■ **Dataset rows describing interfaces**:
· · · · ·
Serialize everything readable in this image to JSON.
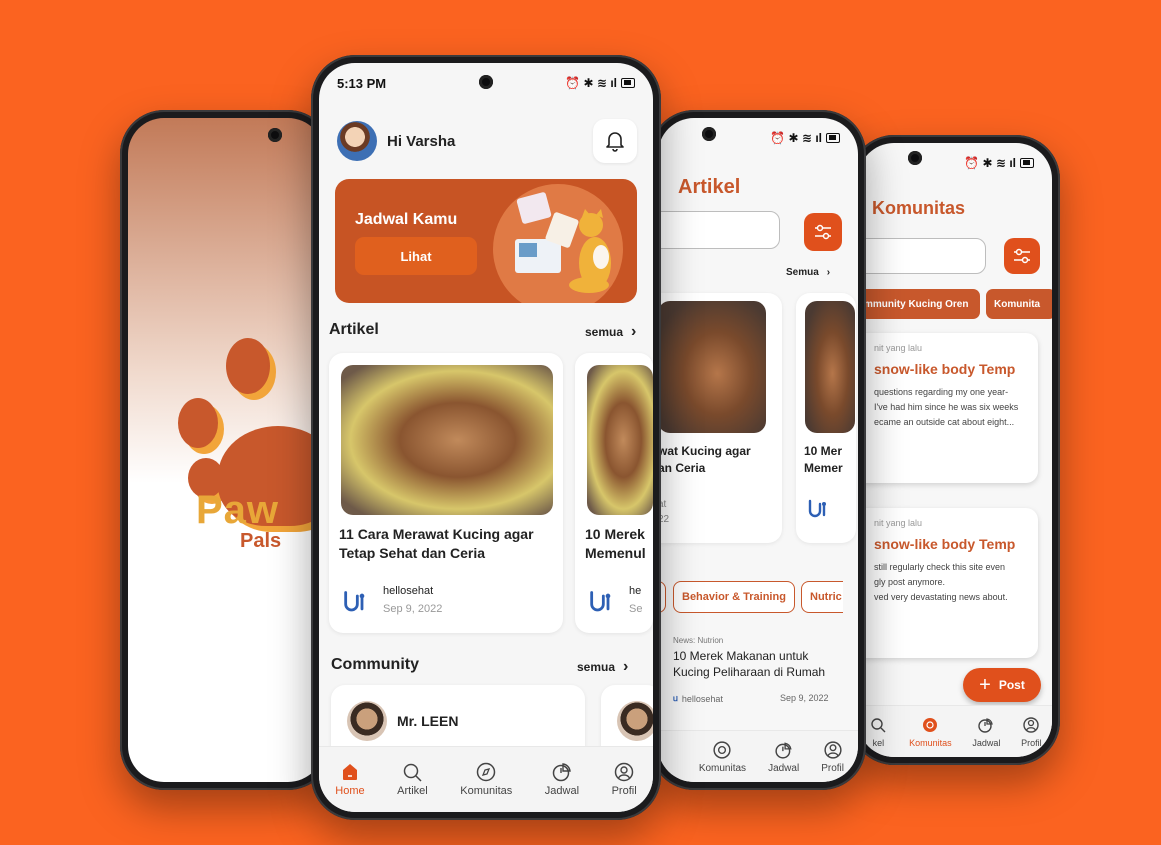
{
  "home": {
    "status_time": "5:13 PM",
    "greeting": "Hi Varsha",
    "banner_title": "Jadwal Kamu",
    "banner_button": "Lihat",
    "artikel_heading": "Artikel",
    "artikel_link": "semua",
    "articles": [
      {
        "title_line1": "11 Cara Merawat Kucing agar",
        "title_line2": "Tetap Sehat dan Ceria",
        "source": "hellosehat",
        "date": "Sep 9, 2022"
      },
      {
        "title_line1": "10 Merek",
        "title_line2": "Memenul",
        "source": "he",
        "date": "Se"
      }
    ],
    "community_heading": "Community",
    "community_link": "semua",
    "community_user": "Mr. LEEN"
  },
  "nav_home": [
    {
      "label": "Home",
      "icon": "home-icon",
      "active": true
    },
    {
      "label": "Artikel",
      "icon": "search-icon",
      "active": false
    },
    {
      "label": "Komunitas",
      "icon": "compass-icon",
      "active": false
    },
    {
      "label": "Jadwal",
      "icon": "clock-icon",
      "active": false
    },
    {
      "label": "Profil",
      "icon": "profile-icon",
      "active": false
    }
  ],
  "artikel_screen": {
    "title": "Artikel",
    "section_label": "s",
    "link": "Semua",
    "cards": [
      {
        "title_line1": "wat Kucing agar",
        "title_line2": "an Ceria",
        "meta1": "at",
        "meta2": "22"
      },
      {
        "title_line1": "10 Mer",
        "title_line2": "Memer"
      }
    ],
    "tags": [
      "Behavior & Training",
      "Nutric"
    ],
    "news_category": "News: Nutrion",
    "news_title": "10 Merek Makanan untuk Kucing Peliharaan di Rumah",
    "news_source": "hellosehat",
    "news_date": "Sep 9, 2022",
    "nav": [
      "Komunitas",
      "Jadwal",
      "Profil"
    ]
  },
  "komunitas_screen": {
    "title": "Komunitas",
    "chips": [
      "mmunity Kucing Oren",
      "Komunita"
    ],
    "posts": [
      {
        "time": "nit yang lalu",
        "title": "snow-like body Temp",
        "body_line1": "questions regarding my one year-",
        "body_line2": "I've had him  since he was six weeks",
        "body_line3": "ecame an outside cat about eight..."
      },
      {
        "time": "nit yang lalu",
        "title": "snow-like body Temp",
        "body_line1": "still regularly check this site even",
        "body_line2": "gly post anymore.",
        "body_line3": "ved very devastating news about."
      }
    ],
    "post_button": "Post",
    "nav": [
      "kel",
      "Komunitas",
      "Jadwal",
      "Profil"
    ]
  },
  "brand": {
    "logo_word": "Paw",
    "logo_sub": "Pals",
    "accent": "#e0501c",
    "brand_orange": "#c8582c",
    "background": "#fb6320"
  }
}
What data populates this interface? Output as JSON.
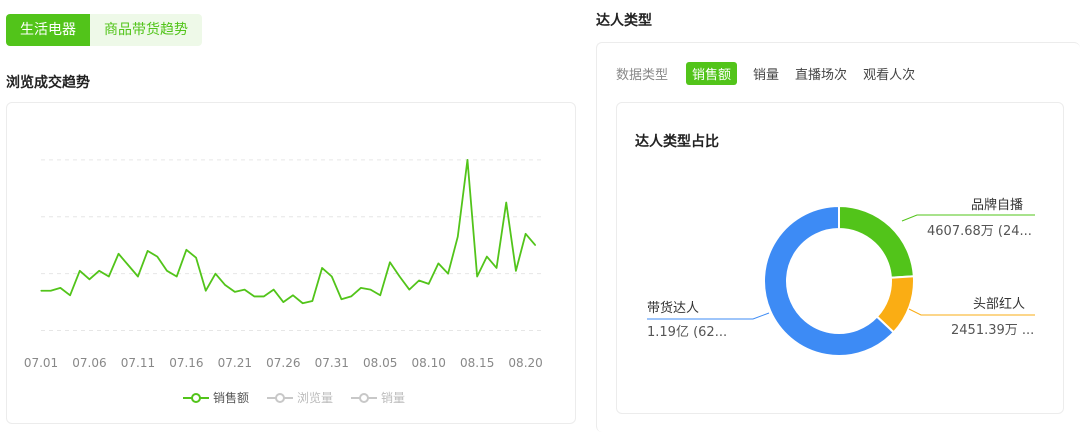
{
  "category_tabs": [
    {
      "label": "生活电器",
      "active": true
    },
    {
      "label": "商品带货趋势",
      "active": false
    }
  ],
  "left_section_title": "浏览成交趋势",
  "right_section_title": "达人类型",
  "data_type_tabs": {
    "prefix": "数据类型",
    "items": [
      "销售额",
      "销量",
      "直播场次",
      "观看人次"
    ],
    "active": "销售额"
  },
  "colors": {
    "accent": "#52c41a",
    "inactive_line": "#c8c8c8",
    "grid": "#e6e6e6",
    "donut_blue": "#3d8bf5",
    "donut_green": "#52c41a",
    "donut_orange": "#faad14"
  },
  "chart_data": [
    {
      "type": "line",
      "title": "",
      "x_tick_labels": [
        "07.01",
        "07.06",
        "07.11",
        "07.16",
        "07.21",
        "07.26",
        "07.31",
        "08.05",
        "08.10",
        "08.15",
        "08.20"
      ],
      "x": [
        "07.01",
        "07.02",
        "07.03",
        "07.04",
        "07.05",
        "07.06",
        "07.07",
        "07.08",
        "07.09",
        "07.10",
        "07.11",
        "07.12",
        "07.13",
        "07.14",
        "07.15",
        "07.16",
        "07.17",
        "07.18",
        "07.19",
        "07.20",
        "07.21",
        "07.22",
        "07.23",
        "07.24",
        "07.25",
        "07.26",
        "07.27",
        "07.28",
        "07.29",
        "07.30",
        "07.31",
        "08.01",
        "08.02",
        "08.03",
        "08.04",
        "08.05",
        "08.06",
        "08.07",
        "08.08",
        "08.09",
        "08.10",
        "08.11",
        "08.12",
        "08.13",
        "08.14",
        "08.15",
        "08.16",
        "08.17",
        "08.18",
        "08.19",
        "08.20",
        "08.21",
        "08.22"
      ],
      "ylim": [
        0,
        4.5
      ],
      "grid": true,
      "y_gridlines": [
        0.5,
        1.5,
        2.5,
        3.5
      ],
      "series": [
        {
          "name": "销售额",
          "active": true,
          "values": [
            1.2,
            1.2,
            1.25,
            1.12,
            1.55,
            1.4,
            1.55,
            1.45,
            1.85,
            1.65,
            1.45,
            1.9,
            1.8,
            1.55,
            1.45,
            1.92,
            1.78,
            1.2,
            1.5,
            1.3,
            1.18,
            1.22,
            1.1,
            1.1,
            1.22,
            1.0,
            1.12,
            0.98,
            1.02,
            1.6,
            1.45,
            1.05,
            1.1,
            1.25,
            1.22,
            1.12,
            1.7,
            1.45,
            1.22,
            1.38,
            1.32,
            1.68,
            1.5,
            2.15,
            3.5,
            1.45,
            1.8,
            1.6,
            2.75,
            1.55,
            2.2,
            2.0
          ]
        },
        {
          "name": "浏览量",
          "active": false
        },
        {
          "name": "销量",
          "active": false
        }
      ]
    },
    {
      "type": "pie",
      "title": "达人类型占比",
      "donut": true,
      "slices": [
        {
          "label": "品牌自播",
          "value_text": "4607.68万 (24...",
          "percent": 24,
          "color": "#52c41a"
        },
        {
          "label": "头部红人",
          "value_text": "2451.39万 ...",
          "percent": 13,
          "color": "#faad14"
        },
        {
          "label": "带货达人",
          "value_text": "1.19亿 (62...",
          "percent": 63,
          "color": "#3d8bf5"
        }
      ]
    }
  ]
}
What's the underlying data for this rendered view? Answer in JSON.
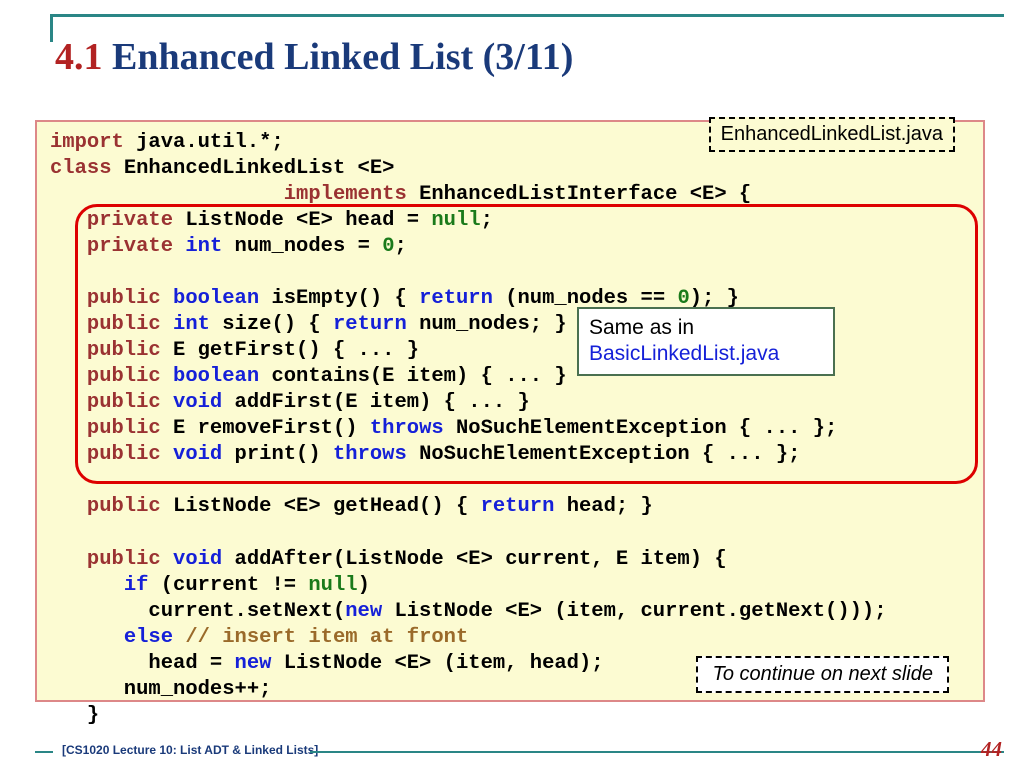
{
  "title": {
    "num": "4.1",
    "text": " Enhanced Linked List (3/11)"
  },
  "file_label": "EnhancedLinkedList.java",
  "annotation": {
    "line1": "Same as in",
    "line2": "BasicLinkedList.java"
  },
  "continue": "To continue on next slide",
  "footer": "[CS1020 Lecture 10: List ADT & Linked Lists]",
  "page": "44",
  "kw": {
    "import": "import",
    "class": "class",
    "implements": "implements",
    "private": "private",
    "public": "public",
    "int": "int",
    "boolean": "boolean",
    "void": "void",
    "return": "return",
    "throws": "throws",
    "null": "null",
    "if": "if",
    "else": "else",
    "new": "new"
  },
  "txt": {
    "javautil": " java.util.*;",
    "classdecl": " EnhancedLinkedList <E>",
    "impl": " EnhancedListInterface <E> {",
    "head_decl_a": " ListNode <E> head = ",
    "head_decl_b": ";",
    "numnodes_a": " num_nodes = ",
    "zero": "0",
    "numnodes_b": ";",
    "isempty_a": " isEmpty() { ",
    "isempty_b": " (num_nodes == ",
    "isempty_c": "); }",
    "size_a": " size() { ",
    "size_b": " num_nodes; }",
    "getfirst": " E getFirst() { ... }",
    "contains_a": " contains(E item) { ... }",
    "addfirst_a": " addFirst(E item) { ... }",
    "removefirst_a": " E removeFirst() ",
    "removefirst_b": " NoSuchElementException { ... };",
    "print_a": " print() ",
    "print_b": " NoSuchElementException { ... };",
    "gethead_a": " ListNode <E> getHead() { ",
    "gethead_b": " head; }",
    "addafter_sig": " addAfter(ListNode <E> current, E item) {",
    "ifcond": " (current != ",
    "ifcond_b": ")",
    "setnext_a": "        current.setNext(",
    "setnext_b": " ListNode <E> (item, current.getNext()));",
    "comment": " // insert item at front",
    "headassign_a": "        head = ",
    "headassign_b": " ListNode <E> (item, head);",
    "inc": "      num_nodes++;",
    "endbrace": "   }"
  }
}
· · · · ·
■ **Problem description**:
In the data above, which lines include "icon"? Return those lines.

■ **Final answer**:
      "icon": "home-icon",
      "icon": "search-icon",
      "icon": "compass-icon",
      "icon": "clock-icon",
      "icon": "profile-icon",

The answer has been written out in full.